It’s not been a good week for fans of privatisation. First Lord Mandy announced, presumably through veils of agonised tears, that the part-privatisation of Royal Mail would not be going ahead as planned, and then the East Coast Mainline had to be taken into public ownership.
Both actions were forced on the Government, but they betray the abject weaknesses of private ownership and control of public services. With the Royal Mail, the Government claimed that it couldn’t guarantee a decent price for the stake on offer in the current circumstances, but it is doubtful that it will ever be able to sell it for the amount that it is hoping for. Why? Because most of the previously money-making operations that Royal Mail performed have been ‘liberalised’ – in other words private companies have been able to cherrypick the best bits. What remains is the loss-making, unglamorous universal service that we rely on.

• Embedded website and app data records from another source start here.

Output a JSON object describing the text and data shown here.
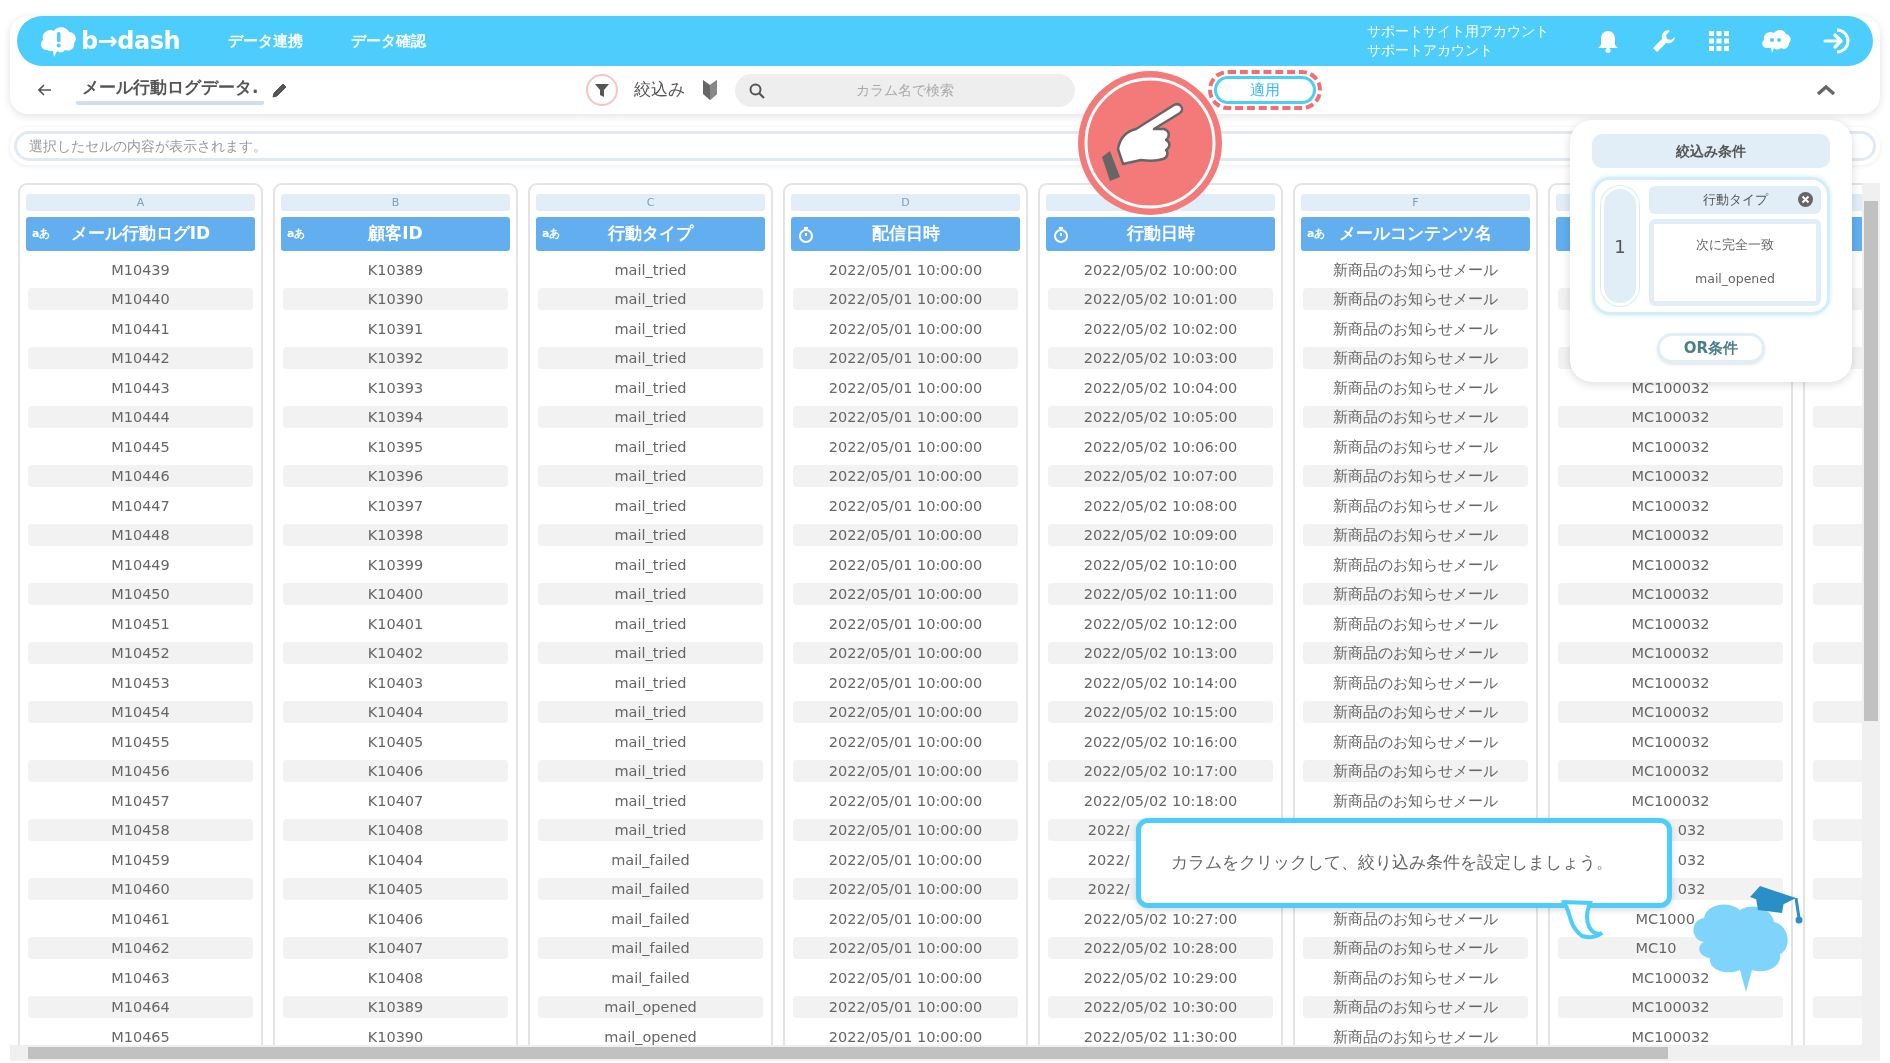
{
  "navbar": {
    "logo": "b→dash",
    "links": [
      "データ連携",
      "データ確認"
    ],
    "account": [
      "サポートサイト用アカウント",
      "サポートアカウント"
    ]
  },
  "toolbar": {
    "title": "メール行動ログデータ.",
    "filter_label": "絞込み",
    "search": {
      "placeholder": "カラム名で検索"
    },
    "apply_button": "適用"
  },
  "cell_viewer": {
    "placeholder": "選択したセルの内容が表示されます。"
  },
  "table": {
    "columns": [
      {
        "letter": "A",
        "name": "メール行動ログID",
        "kind": "text",
        "type_label": "aあ"
      },
      {
        "letter": "B",
        "name": "顧客ID",
        "kind": "text",
        "type_label": "aあ"
      },
      {
        "letter": "C",
        "name": "行動タイプ",
        "kind": "text",
        "type_label": "aあ"
      },
      {
        "letter": "D",
        "name": "配信日時",
        "kind": "datetime"
      },
      {
        "name": "行動日時",
        "kind": "datetime"
      },
      {
        "letter": "F",
        "name": "メールコンテンツ名",
        "kind": "text",
        "type_label": "aあ"
      },
      {
        "kind": "covered"
      }
    ],
    "rows": [
      [
        "M10439",
        "K10389",
        "mail_tried",
        "2022/05/01 10:00:00",
        "2022/05/02 10:00:00",
        "新商品のお知らせメール",
        null
      ],
      [
        "M10440",
        "K10390",
        "mail_tried",
        "2022/05/01 10:00:00",
        "2022/05/02 10:01:00",
        "新商品のお知らせメール",
        null
      ],
      [
        "M10441",
        "K10391",
        "mail_tried",
        "2022/05/01 10:00:00",
        "2022/05/02 10:02:00",
        "新商品のお知らせメール",
        null
      ],
      [
        "M10442",
        "K10392",
        "mail_tried",
        "2022/05/01 10:00:00",
        "2022/05/02 10:03:00",
        "新商品のお知らせメール",
        null
      ],
      [
        "M10443",
        "K10393",
        "mail_tried",
        "2022/05/01 10:00:00",
        "2022/05/02 10:04:00",
        "新商品のお知らせメール",
        "MC100032"
      ],
      [
        "M10444",
        "K10394",
        "mail_tried",
        "2022/05/01 10:00:00",
        "2022/05/02 10:05:00",
        "新商品のお知らせメール",
        "MC100032"
      ],
      [
        "M10445",
        "K10395",
        "mail_tried",
        "2022/05/01 10:00:00",
        "2022/05/02 10:06:00",
        "新商品のお知らせメール",
        "MC100032"
      ],
      [
        "M10446",
        "K10396",
        "mail_tried",
        "2022/05/01 10:00:00",
        "2022/05/02 10:07:00",
        "新商品のお知らせメール",
        "MC100032"
      ],
      [
        "M10447",
        "K10397",
        "mail_tried",
        "2022/05/01 10:00:00",
        "2022/05/02 10:08:00",
        "新商品のお知らせメール",
        "MC100032"
      ],
      [
        "M10448",
        "K10398",
        "mail_tried",
        "2022/05/01 10:00:00",
        "2022/05/02 10:09:00",
        "新商品のお知らせメール",
        "MC100032"
      ],
      [
        "M10449",
        "K10399",
        "mail_tried",
        "2022/05/01 10:00:00",
        "2022/05/02 10:10:00",
        "新商品のお知らせメール",
        "MC100032"
      ],
      [
        "M10450",
        "K10400",
        "mail_tried",
        "2022/05/01 10:00:00",
        "2022/05/02 10:11:00",
        "新商品のお知らせメール",
        "MC100032"
      ],
      [
        "M10451",
        "K10401",
        "mail_tried",
        "2022/05/01 10:00:00",
        "2022/05/02 10:12:00",
        "新商品のお知らせメール",
        "MC100032"
      ],
      [
        "M10452",
        "K10402",
        "mail_tried",
        "2022/05/01 10:00:00",
        "2022/05/02 10:13:00",
        "新商品のお知らせメール",
        "MC100032"
      ],
      [
        "M10453",
        "K10403",
        "mail_tried",
        "2022/05/01 10:00:00",
        "2022/05/02 10:14:00",
        "新商品のお知らせメール",
        "MC100032"
      ],
      [
        "M10454",
        "K10404",
        "mail_tried",
        "2022/05/01 10:00:00",
        "2022/05/02 10:15:00",
        "新商品のお知らせメール",
        "MC100032"
      ],
      [
        "M10455",
        "K10405",
        "mail_tried",
        "2022/05/01 10:00:00",
        "2022/05/02 10:16:00",
        "新商品のお知らせメール",
        "MC100032"
      ],
      [
        "M10456",
        "K10406",
        "mail_tried",
        "2022/05/01 10:00:00",
        "2022/05/02 10:17:00",
        "新商品のお知らせメール",
        "MC100032"
      ],
      [
        "M10457",
        "K10407",
        "mail_tried",
        "2022/05/01 10:00:00",
        "2022/05/02 10:18:00",
        "新商品のお知らせメール",
        "MC100032"
      ],
      [
        "M10458",
        "K10408",
        "mail_tried",
        "2022/05/01 10:00:00",
        {
          "text": "2022/",
          "clipped_end": true
        },
        null,
        {
          "text": "032",
          "clipped_start": true
        }
      ],
      [
        "M10459",
        "K10404",
        "mail_failed",
        "2022/05/01 10:00:00",
        {
          "text": "2022/",
          "clipped_end": true
        },
        null,
        {
          "text": "032",
          "clipped_start": true
        }
      ],
      [
        "M10460",
        "K10405",
        "mail_failed",
        "2022/05/01 10:00:00",
        {
          "text": "2022/",
          "clipped_end": true
        },
        null,
        {
          "text": "032",
          "clipped_start": true
        }
      ],
      [
        "M10461",
        "K10406",
        "mail_failed",
        "2022/05/01 10:00:00",
        "2022/05/02 10:27:00",
        "新商品のお知らせメール",
        {
          "text": "MC1000",
          "clipped_end": true
        }
      ],
      [
        "M10462",
        "K10407",
        "mail_failed",
        "2022/05/01 10:00:00",
        "2022/05/02 10:28:00",
        "新商品のお知らせメール",
        {
          "text": "MC10",
          "clipped_end": true
        }
      ],
      [
        "M10463",
        "K10408",
        "mail_failed",
        "2022/05/01 10:00:00",
        "2022/05/02 10:29:00",
        "新商品のお知らせメール",
        "MC100032"
      ],
      [
        "M10464",
        "K10389",
        "mail_opened",
        "2022/05/01 10:00:00",
        "2022/05/02 10:30:00",
        "新商品のお知らせメール",
        "MC100032"
      ],
      [
        "M10465",
        "K10390",
        "mail_opened",
        "2022/05/01 10:00:00",
        "2022/05/02 11:30:00",
        "新商品のお知らせメール",
        "MC100032"
      ]
    ]
  },
  "filter_panel": {
    "title": "絞込み条件",
    "conditions": [
      {
        "number": "1",
        "column": "行動タイプ",
        "operator": "次に完全一致",
        "value": "mail_opened"
      }
    ],
    "or_button": "OR条件"
  },
  "hint": {
    "text": "カラムをクリックして、絞り込み条件を設定しましょう。"
  }
}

Examples abound of privatisations earning the Government very little. This is either due to the almost corrupt nature of many of them, with senior civil servants involved making an absolute mint (Qinetiq being a prime example of this), or the fact that so many sweeteners need to be offered companies in order for them to bite.
The East Coast Mainline is a failure of a different nature. The idea of splitting the rail network into franchises was a spurious means of introducing ‘competition’ into what was an efficient, integrated system. It is spurious because on most routes only one franchise operates, and because the free competition consists of which companies have the better franchise negotiators and ability to lobby Government for fare increases.
Virgin managed to continue to receive subsidies despite their dreadful performance on the West Coast Mainline. National Express were not so fortunate, having been pressed into committing to pay billions to the Government.
The Government was demanding billions because the cost of the railways has got out of control. Companies cream off profits, the inefficiencies of fragmentation and the soaring costs of ensuring safety in an industry dominated by organisations putting shareholders before the welfare of the public, have all combined to reach this sorry outcome.
It is an indictment of the pathetic faith that New Labour has in private sector, neoliberal solutions tied to suffocating central control, that they can’t do the obvious and popular – nationalise the railways. I would prefer that to be under worker-passenger control, but I would settle for BR2.0 at this point.
All of which begs the question, how are we to soothe New Labour’s privatising conscience? These poor souls have had to nationalise vast swathes of the banking sector, as well as another train franchise. How can they get back in the game, just to stop them getting rusty?
Believe it or not, I think I have a solution that even socialists can support – privatise the swans. That’s right. The entire British swan population is currently owned by the Queen. Presumably, as with all property and powers of the Queen, these are effectively owned and ran by the Government.
At the moment, swans do nothing but swim around all day, and inflexibly mate with the first pretty long-necked beast they see. Why not flog them off, perhaps sparking a bidding war between the RSPCA and Bernard Matthews. There could even be franchises, with the black swans of Dawlish becoming a Kingston Communications style oddity, with the company sponsoring Dawlish Town’s new stadium when they march inexorably towards the Premier League? I can’t promise to have all the practical details, but I just float the ideas.
If you’re reading this Mandy, get in touch. I have others. Privatise the Queen. Think of the MPs pay rise you can fund when a rich Texan stumps up for Her Maj. Just think about it Mandy. You know where to get hold of me.